A study by the ADP Research Institute examined wage garnishment statistics all across the country. They found some trends that employees and companies should be aware of. The study found that 3 percent of employees had a garnishment due to child support, which was slightly higher than that for student loan and commercial loan debt and much higher than for other types of debt. The majority of workers, 71 percent, with garnished wages were men, and this was primarily due to child support obligations. Middle-aged workers were also more likely to be garnished compared to workers under 35 or over 54.

The tax implications of child support and alimony

When a Tennessee resident gets a divorce, he or she may make both child support and alimony payments. An individual who is making payments to a former spouse may benefit from having as much of a given payment as possible classified as alimony. This is because it may qualify for a tax deduction. The recipient of an alimony payment would need to record it as income on a tax return.

Those who are offered a combination of child support and alimony may want to look at the tax implications before accepting any offer. It may also be a good idea to consider variables such as how old a child is or how long the marriage lasted before accepting an offer. Generally, a child's age will determine how long child support payments last while the length of the marriage may determine how long alimony must be paid.

Accurate valuation of assets during property division

During a divorce, people from Tennessee will need to divide any shared property. However, they should be aware of some common financial mistakes people make at this stage.

One of those mistakes may be keeping the home in exchange for a more liquid asset, such as a brokerage account of equal value. One disadvantage is that the home will cost more in upkeep and the person may not have accounted for this when weighing the value of the two assets. The other is that the upkeep might actually be impossible for the person to pay for on one income.

Options for reaching a child custody agreement

Tennessee parents who are ending their marriage will probably need to discuss child custody as they get the process of the divorce underway. While going to court and letting a judge make the final decision about child custody is always an option, there are other ways that parents can work together to resolve these issues and reach an agreement that might be more appropriate for all parties involved.

For parents who have an amicable relationship, informal negotiations might be an option. Parents can meet and discuss everyone's needs and come to an agreement. They can then have their lawyers review it before taking it to the judge. Other parents might prefer this method but choose to have their lawyers actually conduct the negotiations.

Analyzing military divorce rate data

Tennessee residents who are in the military often see their marriages come to an end. In 2016, 2.6 percent of male troops got a divorce, which was the same as it was in 2013. The divorce rate for female troops was 6.6 in 2016, which was an increase of .4 percentage points since 2015. This was according to data from the Defense Manpower Data Center, and the overall divorce rate was 3.1 percent in 2016.

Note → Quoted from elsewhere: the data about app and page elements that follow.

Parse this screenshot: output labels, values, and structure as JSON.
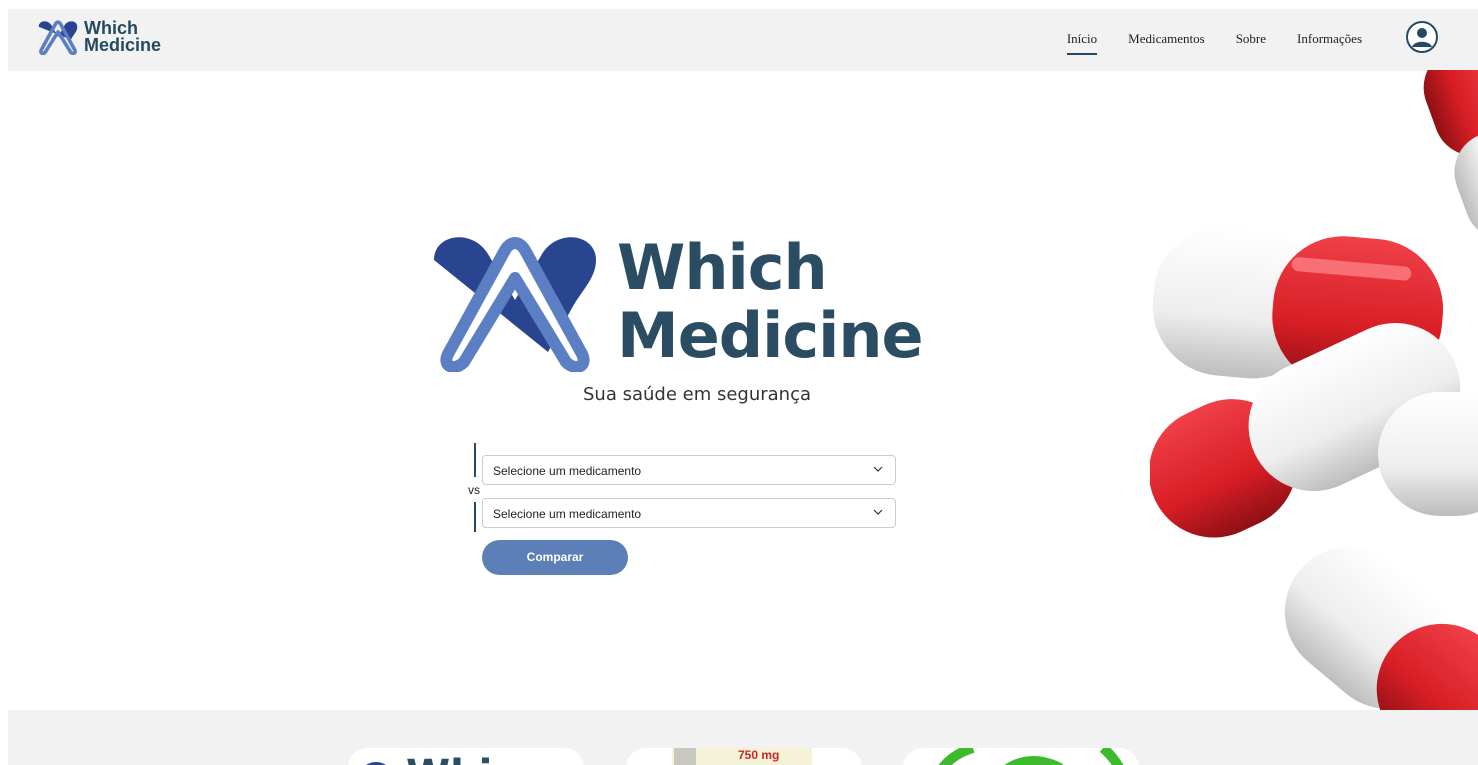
{
  "brand": {
    "line1": "Which",
    "line2": "Medicine"
  },
  "nav": [
    {
      "label": "Início",
      "active": true
    },
    {
      "label": "Medicamentos",
      "active": false
    },
    {
      "label": "Sobre",
      "active": false
    },
    {
      "label": "Informações",
      "active": false
    }
  ],
  "account": {
    "icon": "user-circle-icon"
  },
  "hero": {
    "title_line1": "Which",
    "title_line2": "Medicine",
    "tagline": "Sua saúde em segurança"
  },
  "compare": {
    "select1_value": "Selecione um medicamento",
    "select2_value": "Selecione um medicamento",
    "vs_label": "vs",
    "button_label": "Comparar"
  },
  "bottom_cards": {
    "card2_text": "750 mg"
  },
  "colors": {
    "brand_dark": "#244a63",
    "brand_blue": "#5c7fb8",
    "pill_red": "#d81e25"
  }
}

This number was similar to the 3.2 percent overall divorce rate among civilians. However, the way that the numbers are compared are different, which is why they are generally calculated separately. The only branch of the military to see an overall increase in divorce rates was the Marines. In 2016, the divorce rate for males jumped from 2.3 percent to 2.8 percent while the rate increased from 6.4 percent to 7.7 percent for the women.

Contact the Helton Law Firm, PLLC. for a FREE Consultation

Bold labels are required.

Contact Information

The use of the Internet or this form for communication with the firm or any individual member of the firm does not establish an attorney-client relationship. Confidential or time-sensitive information should not be sent through this form.


Privacy Policy

Evaluate My Case

622 Georgia Avenue Suite 102 Chattanooga, TN 37402 Toll Free: 866-577-4339 Phone: 423-825-9725 Fax: 423-265-3101 Chattanooga Law Office Map